With or without the gene, why do many of us interpret some experiences as religious? Probably because the brain evolved to make connections, even where connections do not exist, because our lives may depend on it.

Let us say we hear a strange noise in the forest. Do we ignore it or decide that comes from a predator? It's safer for us - and we will live longer and pass on our genes to our offspring - if we make the connection and assume that we are hearing a predator. If we ignore every strange noise, at one point we will suffer for our mistake and we are much less likely to have offspring. We have evolved to make connections, even where connections do not exist.

That is why we see someone acting suspicious and assume they are a thief. Or we see lights in the sky and jump to the conclusion that they come from an alien spaceship. In an old house we hear and see ghosts where there are only creaking timbers and tricks of the light. We experience God not because he exists but because we expect to experience him.

There is no god and there is probably no specific gene for religion but our evolutionary heritage makes us susceptible to belief in the supernatural.





Next
Chapter Four: Section 3 Community and identity



Custom Search

Do you have a question / comment about this page?
Email us, pasting the URL into your letter with the comment
This account is protected by Spamarrest.
You will receive a one-off request to verify your email before it is delivered.




If God existed, he would...

admire the beauty of a universe that he did not create

recognize that eternity is meaningless

deny both heaven and hell

disown all men and women who speak in his name

denounce the harm caused by religious "morality"

help the human race to thrive without him

If God existed, he would be an atheist.



What is the difference between science and faith?

science is certain of nothing and requires proof of everything

faith is certain of everything and requires proof of nothing

Which do you trust?


"I know there is no God"
or
"I believe there is no God"
???


Check the answer

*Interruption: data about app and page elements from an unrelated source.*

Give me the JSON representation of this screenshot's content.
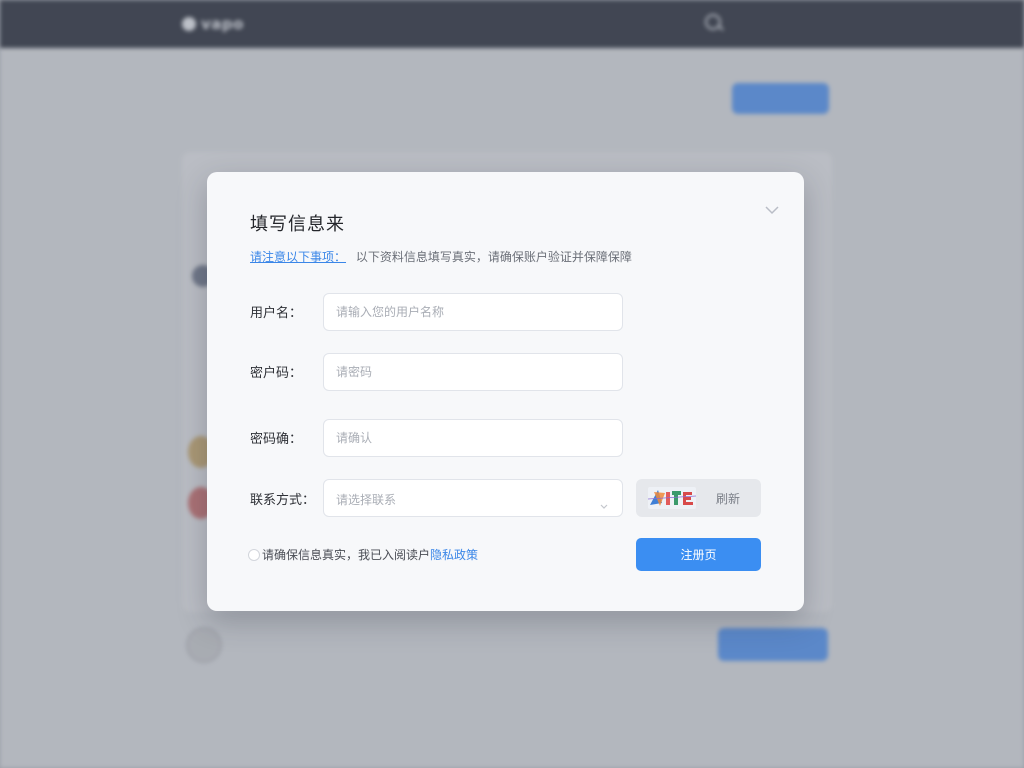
{
  "background": {
    "header": {
      "logo_text": "vapo",
      "nav_links": [
        "",
        ""
      ]
    },
    "subnav": {
      "title": "",
      "tabs": [
        "",
        ""
      ],
      "action_label": ""
    },
    "list_row": {
      "name": "",
      "description": "",
      "link_text": "",
      "action_label": ""
    },
    "footer_text": ""
  },
  "modal": {
    "title": "填写信息来",
    "notice": {
      "link_text": "请注意以下事项：",
      "text": "以下资料信息填写真实，请确保账户验证并保障保障"
    },
    "fields": {
      "username": {
        "label": "用户名：",
        "placeholder": "请输入您的用户名称"
      },
      "password": {
        "label": "密户码：",
        "placeholder": "请密码"
      },
      "confirm": {
        "label": "密码确：",
        "placeholder": "请确认"
      },
      "contact": {
        "label": "联系方式：",
        "placeholder": "请选择联系"
      }
    },
    "captcha": {
      "refresh_label": "刷新"
    },
    "agreement": {
      "text": "请确保信息真实，我已入阅读户",
      "link_text": "隐私政策"
    },
    "submit_label": "注册页"
  },
  "colors": {
    "primary": "#3b8ef2",
    "link": "#3a86e8",
    "header_bg": "#1f2432"
  },
  "icons": {
    "close": "chevron-down-icon",
    "select": "chevron-down-icon",
    "search": "search-icon"
  }
}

Supporting advertisers helps to provide an income for this site. Clicking on advertiser links on this site may allow these companies to gather and use information, via technology installed on the computer(s) you use, about you and your visit to this and other websites to provide you with advertisements about goods and services presumed to be of interest to you.